A young DTU researcher has received another prize for research into the interplay between diet, gut bacteria and health with a focus on young children.
The human intestine is home to trillions of bacteria. Greater knowledge about the ways our diet and environment affect the composition of our gut bacteria (the gut microbiome) can provide greater insight into the body’s risk of developing a number of diseases and pave the way for ways to minimize this risk.
For the second time in his short career in research, Senior Researcher Martin Frederik Laursen from the DTU National Food Institute has received a prize as recognition of his research in this field.
The prize recognizes Martin Frederik Laursen’s work, which has a particular focus on the gut microbiome in infants and young children.
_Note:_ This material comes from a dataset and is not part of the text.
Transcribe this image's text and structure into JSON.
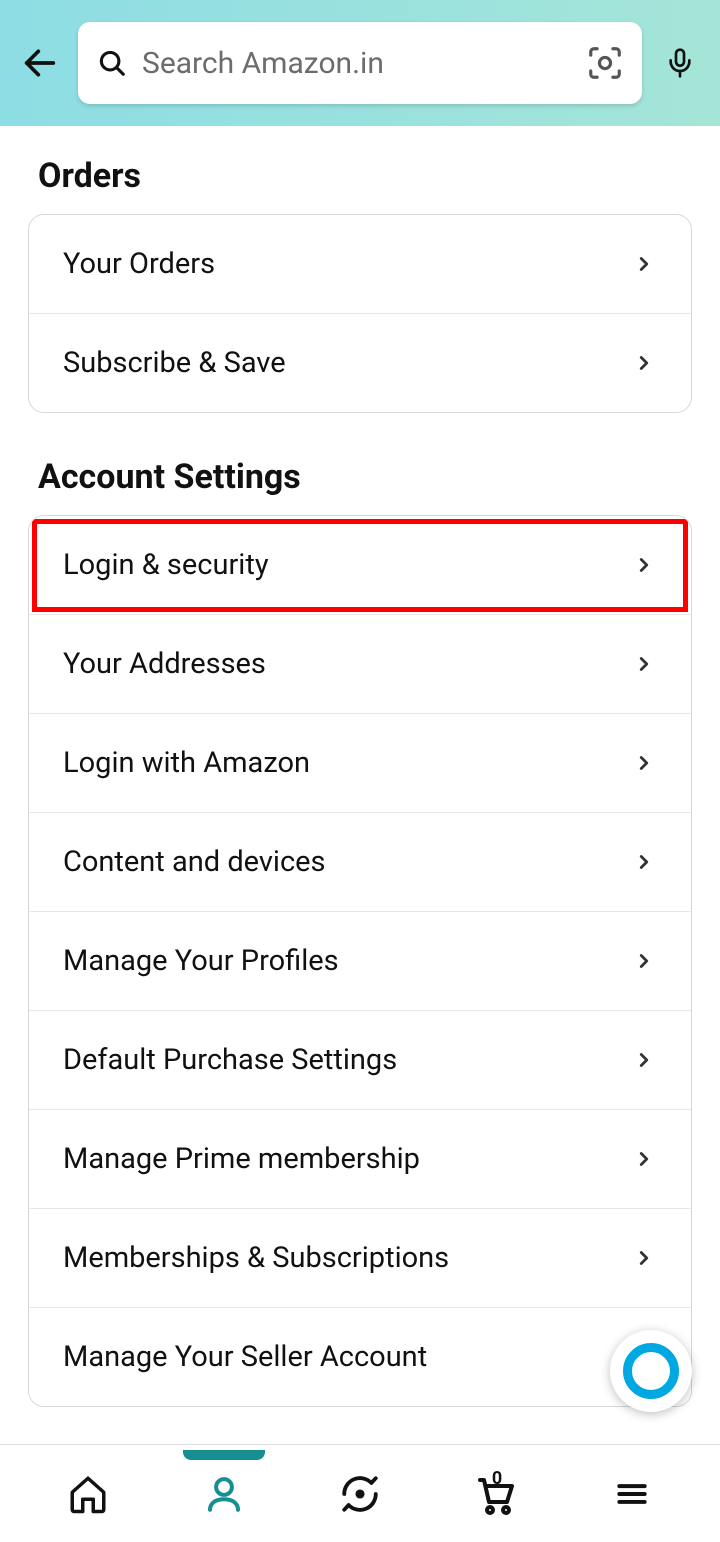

Along with colleagues he has e.g., identified how breastfeeding and the transition to family food play a part in shaping the gut microbiome, and he has also shown a link between gut bacteria and appetite-regulating hormones as well as extreme weight gain in early life.
The honour comes from the International Scientific Association for Probiotics and Prebiotics, who have awarded the young researcher a Glenn Gibson Early Career Research Prize.
Martin Frederik Laursen has also identified an enzyme in bifidobacteria that live on breastmilk in the gut of infants. This enzyme enables the bacteria to produce small molecules that are believed to have a beneficial effect on the immune system. The study was conducted with research colleagues from the University of Copenhagen among others and was published in Nature Microbiology in the autumn of 2021.
This finding is important for our understanding of the beneficial effects of breastfeeding and can prove important when it comes to designing pre- and probiotic products for infants in the future. Popularly speaking, probiotic products are supplements that contain beneficial gut bacteria, while prebiotic products are supplements that contain nutrients that act as food for specific beneficial gut bacteria.
Recognition from DTU
Martin Frederik Laursen received his PhD in 2018. He received DTU’s Young Researcher Award at DTU’s annual PhD reception that same year in recognition of the extraordinary effort, which he put into his thesis. Watch a short video produced for the occasion in which Martin Frederik Laursen explains how knowledge from his field of research can help to improve human health.
Since then, Martin Frederik Laursen has also worked on the development of next-generation probiotics that can be used in the future to treat inflammatory bowel diseases. As a senior researcher, he is now helping to create insight into how knowledge about an individual’s intestinal microbiota can be used to tailor a diet that is beneficial to health.
Go to the National Food Institute’s website to read about research conducted by the Research Group for Gut Microbes and Health into the effects of diet, dietary components and contaminants on the microbial population of the gut and derived effects on host health.